→ **REQUIRED ACTION**:
Would you go through the records below and copy each line with the string "icon"?

.....

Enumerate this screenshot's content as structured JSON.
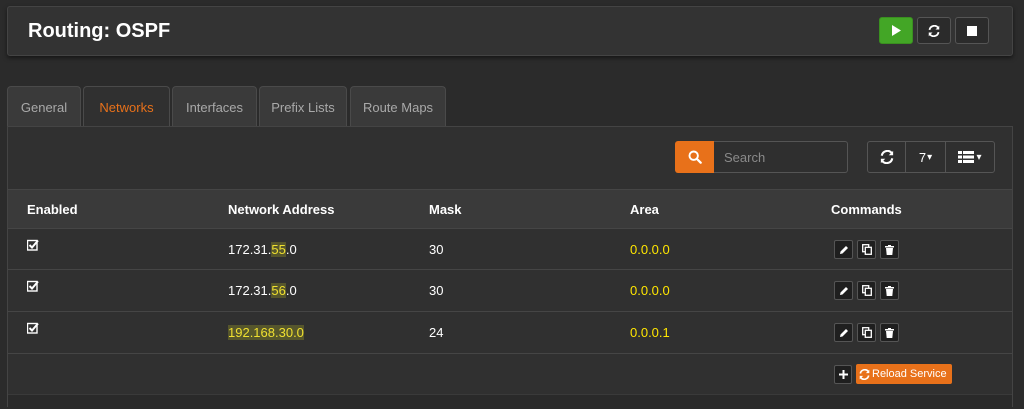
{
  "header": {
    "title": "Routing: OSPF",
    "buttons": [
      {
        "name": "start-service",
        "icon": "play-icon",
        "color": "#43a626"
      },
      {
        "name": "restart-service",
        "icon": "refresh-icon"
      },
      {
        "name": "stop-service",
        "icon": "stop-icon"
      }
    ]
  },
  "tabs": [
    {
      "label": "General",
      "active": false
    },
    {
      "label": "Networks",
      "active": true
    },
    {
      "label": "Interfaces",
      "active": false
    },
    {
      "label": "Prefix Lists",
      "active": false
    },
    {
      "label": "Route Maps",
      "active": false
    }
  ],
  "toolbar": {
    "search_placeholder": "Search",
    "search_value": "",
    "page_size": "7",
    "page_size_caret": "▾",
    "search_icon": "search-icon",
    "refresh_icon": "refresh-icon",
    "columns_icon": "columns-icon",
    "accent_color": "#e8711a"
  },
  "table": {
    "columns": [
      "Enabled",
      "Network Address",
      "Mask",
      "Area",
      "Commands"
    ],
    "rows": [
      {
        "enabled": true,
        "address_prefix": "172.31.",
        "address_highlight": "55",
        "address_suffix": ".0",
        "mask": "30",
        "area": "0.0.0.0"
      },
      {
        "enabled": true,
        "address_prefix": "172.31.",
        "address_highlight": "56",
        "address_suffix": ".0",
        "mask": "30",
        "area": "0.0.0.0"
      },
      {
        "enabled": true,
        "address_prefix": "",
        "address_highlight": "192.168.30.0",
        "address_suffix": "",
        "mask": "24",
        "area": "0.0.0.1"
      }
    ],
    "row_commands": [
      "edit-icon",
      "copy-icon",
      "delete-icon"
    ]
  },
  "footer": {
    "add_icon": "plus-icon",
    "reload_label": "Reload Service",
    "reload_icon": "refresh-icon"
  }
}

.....

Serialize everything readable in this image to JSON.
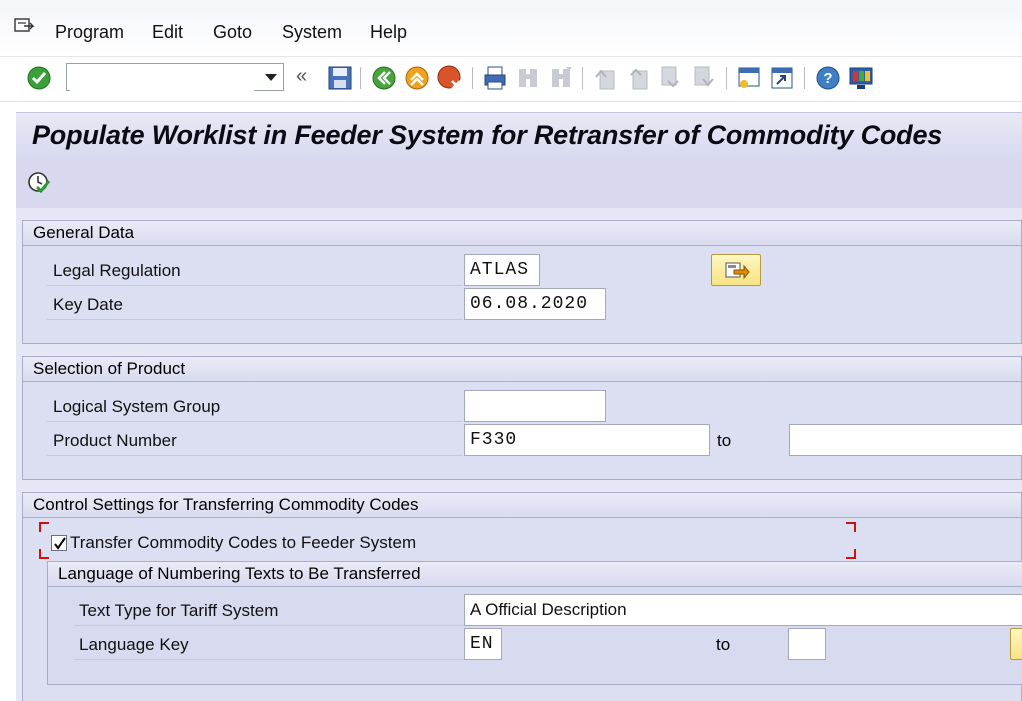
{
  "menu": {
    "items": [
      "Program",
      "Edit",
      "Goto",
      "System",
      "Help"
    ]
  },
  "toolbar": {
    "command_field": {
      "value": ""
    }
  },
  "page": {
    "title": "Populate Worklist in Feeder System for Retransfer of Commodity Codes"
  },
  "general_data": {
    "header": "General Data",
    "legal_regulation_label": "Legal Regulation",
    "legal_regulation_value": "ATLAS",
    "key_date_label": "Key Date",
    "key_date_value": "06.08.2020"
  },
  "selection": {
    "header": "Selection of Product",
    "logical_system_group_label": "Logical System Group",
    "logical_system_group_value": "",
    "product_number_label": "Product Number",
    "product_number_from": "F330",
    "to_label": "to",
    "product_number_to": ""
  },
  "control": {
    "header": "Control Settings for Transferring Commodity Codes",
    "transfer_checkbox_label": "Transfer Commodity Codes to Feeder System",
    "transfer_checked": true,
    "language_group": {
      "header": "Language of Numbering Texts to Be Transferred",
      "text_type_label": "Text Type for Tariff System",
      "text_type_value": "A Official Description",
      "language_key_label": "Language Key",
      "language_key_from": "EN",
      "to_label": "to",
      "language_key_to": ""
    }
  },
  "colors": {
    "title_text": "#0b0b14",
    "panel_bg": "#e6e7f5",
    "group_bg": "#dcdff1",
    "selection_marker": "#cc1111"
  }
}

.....

→ **ANSWER AREA**:
        "icon": "play-icon",
        "icon": "refresh-icon"
        "icon": "stop-icon"
    "search_icon": "search-icon",
    "refresh_icon": "refresh-icon",
    "columns_icon": "columns-icon",
      "edit-icon",
      "copy-icon",
      "delete-icon"
    "add_icon": "plus-icon",
    "reload_icon": "refresh-icon"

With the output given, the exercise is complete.